There was also a move in the General Assembly this year to freeze the Renewable Energy and Energy Efficiency Portfolio Standard at its current level of 6 percent, but that effort failed. Under the law, utilities will have to generate 12.5 percent of their power from renewable sources by the year 2021.
“Maintaining that, so companies can still participate in the market, is going to be important going forward,” says Aldina.
In a measure of how much the industry has grown over the past two decades, Hollister says he and his wife installed the first net metering solar power system in the state on their Madison County home in 1995.
“Net metering is the process by which a house can interconnect with solar to the utility grid, and it essentially allows that solar array to use the grid as temporary storage when it’s producing in excess of consumption,” he explains. “That’s been one of the key elements in the expansion of solar. Until that point, most of the systems were battery-based, off-grid systems. The adoption of net metering in North Carolina was the first step in expanding solar resources in our state.”
Hollister, however, believes the tax credit’s expiration will hurt an industry that’s brought a lot of jobs to the state.
“It’s definitely going to have an impact,” he says. “Most of this comes down to return on investment. Small businesses tend to be more focused on short-term returns, so it’s going to have some negative impact on those businesses. Larger businesses have more of a long-term outlook. What this changes is the speed at which you get a direct return on your investment, not whether it’s a bad investment.”
Hollister believes demand for solar installations will remain strong on residential properties, because they increase a home’s property value and saleability.
“The numbers still work fairly well from a residential standpoint,” he reports, adding, “People are doing systems on their homes because they believe it’s the right thing to do. Most people want expansion of solar.”
In the meantime, the impending expiration of the tax credit has kept installers extra busy in recent months, notes Hollister. “I don’t think you’ll find a solar company that has any more room to install solar between now and the end of the year,” he says. “Everybody wants to take advantage of the tax credit.”
And though installing a solar system typically costs several thousand dollars, says Hollister, the cost has dropped by more than half since the tax credit was enacted.
“The renewable energy future is the most inexpensive future we have in producing energy,” he maintains. “Fossil fuel energy, including natural gas, is the expensive future for the state of North Carolina. Everybody sees the writing on the wall, whereas 20 years ago people did not see this. Back then we had a saying: ‘How do you make a small fortune in solar? Start with a big one.’ It’s been an incredible journey.”
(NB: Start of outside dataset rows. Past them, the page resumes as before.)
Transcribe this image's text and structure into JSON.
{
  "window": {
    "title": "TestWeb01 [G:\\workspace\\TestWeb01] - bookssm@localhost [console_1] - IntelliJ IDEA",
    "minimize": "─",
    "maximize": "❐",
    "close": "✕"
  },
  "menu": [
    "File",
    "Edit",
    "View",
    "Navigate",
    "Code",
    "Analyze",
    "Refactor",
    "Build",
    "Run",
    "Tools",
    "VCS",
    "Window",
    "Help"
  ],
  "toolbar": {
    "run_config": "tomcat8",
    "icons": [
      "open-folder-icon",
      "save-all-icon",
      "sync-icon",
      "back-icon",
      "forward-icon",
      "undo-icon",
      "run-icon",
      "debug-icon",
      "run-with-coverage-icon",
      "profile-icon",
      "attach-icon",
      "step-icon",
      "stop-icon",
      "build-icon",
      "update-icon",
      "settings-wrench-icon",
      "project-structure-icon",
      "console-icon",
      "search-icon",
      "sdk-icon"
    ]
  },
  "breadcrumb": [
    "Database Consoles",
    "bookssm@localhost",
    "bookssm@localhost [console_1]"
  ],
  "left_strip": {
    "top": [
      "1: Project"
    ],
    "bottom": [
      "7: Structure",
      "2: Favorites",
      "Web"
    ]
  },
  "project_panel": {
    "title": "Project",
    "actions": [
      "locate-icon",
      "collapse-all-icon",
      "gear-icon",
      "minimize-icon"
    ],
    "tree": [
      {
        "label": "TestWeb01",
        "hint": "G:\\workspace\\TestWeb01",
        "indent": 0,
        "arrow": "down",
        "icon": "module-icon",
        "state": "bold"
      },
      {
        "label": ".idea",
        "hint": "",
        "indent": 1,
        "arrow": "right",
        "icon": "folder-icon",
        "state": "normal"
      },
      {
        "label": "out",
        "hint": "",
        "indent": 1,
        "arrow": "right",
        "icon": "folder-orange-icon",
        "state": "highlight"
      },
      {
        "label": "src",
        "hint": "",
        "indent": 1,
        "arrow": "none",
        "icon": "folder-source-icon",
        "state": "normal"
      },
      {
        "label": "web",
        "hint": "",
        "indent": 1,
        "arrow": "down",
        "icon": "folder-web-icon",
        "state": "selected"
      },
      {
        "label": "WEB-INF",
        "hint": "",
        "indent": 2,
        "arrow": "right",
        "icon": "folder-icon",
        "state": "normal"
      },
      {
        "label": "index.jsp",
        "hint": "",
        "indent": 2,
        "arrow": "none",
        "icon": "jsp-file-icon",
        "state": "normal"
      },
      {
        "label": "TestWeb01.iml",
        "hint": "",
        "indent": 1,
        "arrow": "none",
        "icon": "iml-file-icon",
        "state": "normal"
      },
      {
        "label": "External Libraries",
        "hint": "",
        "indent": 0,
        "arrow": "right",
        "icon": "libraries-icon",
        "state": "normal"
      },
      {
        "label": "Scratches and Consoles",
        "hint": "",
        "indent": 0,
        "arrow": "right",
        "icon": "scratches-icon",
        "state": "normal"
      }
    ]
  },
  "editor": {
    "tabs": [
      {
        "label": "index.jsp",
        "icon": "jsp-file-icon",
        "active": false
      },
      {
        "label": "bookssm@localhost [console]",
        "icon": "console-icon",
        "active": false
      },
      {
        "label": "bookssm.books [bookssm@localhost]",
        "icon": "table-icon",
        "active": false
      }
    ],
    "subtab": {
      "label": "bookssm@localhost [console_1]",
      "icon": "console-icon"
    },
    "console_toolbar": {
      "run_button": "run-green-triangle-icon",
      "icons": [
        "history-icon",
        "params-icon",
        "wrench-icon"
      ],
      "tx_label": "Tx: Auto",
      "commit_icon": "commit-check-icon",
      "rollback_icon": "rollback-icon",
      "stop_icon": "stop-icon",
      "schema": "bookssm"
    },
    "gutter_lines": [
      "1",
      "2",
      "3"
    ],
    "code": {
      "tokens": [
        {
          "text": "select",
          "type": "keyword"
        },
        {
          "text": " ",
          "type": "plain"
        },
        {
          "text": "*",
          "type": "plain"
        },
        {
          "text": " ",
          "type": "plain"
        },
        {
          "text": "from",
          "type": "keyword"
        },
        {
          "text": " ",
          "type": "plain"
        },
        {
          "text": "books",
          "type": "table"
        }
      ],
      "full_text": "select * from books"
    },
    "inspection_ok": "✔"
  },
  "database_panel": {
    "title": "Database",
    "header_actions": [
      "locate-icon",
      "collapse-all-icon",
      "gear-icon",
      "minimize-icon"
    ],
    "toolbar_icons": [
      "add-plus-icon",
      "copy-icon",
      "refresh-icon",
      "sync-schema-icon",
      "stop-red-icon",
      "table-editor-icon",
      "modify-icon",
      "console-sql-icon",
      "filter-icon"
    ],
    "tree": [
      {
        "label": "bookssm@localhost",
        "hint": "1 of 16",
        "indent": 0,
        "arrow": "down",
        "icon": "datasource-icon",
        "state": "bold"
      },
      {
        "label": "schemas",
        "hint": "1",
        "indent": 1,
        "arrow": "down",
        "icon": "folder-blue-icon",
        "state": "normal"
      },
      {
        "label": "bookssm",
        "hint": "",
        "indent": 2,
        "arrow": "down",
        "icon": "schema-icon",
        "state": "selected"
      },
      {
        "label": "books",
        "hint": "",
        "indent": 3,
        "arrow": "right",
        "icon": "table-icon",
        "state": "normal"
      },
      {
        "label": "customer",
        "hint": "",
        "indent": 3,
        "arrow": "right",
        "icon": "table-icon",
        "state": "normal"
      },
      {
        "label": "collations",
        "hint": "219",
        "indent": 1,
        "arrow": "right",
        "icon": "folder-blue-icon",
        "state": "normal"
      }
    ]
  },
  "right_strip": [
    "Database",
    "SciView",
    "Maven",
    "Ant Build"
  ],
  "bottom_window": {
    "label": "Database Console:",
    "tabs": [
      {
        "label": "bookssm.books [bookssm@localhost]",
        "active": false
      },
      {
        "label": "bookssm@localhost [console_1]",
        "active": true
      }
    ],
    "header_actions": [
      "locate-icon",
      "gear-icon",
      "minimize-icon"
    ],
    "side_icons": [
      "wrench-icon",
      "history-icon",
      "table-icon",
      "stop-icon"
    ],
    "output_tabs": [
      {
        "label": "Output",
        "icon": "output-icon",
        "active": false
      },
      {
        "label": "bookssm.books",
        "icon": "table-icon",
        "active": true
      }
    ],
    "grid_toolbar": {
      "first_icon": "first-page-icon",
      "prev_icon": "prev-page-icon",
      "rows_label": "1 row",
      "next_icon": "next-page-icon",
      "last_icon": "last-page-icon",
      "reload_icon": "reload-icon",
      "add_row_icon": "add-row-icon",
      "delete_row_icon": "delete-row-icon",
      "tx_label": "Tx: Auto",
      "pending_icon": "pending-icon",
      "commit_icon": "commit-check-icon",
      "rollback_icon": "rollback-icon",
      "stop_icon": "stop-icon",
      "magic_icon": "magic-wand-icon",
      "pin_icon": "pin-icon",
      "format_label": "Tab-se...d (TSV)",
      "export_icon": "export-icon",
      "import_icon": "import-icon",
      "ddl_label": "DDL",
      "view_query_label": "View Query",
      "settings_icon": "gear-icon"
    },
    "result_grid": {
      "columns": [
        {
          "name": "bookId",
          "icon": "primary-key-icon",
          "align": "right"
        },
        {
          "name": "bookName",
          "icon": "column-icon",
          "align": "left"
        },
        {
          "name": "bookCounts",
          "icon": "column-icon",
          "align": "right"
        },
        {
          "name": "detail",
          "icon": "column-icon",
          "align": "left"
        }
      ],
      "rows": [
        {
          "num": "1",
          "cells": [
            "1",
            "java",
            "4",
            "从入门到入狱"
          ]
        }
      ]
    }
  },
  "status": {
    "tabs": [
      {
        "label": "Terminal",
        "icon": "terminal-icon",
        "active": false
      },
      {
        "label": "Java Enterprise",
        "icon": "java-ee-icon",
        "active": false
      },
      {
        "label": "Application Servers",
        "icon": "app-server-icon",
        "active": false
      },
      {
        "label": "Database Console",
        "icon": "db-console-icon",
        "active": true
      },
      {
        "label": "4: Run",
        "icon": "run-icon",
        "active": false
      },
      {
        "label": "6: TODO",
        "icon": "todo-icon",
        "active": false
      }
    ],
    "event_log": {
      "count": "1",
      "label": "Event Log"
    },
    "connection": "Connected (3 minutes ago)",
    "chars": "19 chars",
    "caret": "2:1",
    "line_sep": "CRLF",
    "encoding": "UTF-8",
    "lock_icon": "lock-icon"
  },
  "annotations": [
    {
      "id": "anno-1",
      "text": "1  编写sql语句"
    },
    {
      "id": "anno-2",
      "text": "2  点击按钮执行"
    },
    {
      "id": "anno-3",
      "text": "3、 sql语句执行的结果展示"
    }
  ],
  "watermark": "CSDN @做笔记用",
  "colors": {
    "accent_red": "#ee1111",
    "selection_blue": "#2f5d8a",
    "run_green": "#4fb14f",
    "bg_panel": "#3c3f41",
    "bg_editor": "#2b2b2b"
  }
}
Friedman, meanwhile, points out that another piece of solar energy legislation failed to make it through the General Assembly this year. The Energy Freedom Act would have allowed third-party sales of electricity from rooftop solar systems. Under current law, only Duke Energy and electric membership cooperatives are allowed to sell electricity directly to customers.
The law, notes Friedman, “would allow solar contractors to install rooftop solar panels on your house with no upfront costs to you and essentially sell the energy from those panels to you at cheaper cost than you’re paying now for Duke Energy’s power.
“When you’re using solar energy there’s no fuel involved,” he explains. “So you’re not burning anything, you’re not polluting the air, you’re not using fresh water supplies. You’re becoming energy-independent if you have a rooftop solar energy system on your home.”
Allison Eckley of the Sustainable Energy Association also says she’s confident the industry will survive the loss of the tax credit.
“This policy shift is not the first time our clean energy economy has faced challenges,” she points out. “However, we know this is a resilient industry. North Carolina clean energy firms have overcome multiple policy threats in an uncertain business climate to achieve tremendous growth in jobs and revenues since 2008.”